    I comment saying he is anti-patriot, bad mouthing the President puts him in league with al Qaeda who is also trying to discredit American leadership in the region.

    My comments, every word, are censored erased twice – the moderator Tennessee Walker who says our boy messiah President is a weak kneed wussie apologizer in chief – scolds me for personal attacks. Ah . . . now I feel better. I know this is a Left Wing nearly Communist blog. Do you censor here, Or is this a free speech zone?

  22. pandora says:

    Ah, Think… I do admire your persistence over there. Tis a wonder to behold. Tennessee Walker is a frightened little man who delights in his own hypocrisy. He censors because he has no argument. He can’t discuss climate change because he still believes thunder is caused when god bowls.

    Ayotte censors, as well, and then launches into I post under my own name tactic. He does this a lot, and every time it simply signals that he has no argument. I can’t wait until he takes over the Sussex GOP. Pass the popcorn!

  23. Von Cracker says:

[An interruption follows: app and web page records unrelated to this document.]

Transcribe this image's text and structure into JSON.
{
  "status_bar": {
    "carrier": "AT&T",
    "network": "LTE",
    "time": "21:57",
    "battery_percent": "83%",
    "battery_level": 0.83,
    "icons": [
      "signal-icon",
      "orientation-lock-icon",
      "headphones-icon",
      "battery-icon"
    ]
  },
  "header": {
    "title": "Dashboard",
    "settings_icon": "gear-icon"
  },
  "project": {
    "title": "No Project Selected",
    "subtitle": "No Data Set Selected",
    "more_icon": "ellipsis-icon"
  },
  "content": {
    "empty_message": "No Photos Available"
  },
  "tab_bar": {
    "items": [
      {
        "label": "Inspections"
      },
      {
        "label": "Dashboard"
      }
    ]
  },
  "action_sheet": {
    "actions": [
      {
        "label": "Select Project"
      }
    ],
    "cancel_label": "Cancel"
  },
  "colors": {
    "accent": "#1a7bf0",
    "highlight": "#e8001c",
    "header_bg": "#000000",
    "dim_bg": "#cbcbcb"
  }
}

    The one thing that pos flag reminds me of is white power run amok. I believe the artist did an excellent job conveying that.

    Maybe I’ll break out a nazi flag, you know, just to celebrate my German heritage. Doesn’t mean nothing else, swear! Don’t read into it. I mean, c’mon! It WAS a german flag after all! ;-)

  24. Obama2008 says:

    I know this is a Left Wing nearly Communist blog. Do you censor here, Or is this a free speech zone?

    Yes, this blog too has its editors who like to move posts around and delete them sometimes. Usually for good reason, but there are a few TWs here too. You just have to work around them if you want your voice to be heard that badly. I wouldn’t call it censorship though. You know the deal when you post here, you can take it or leave it.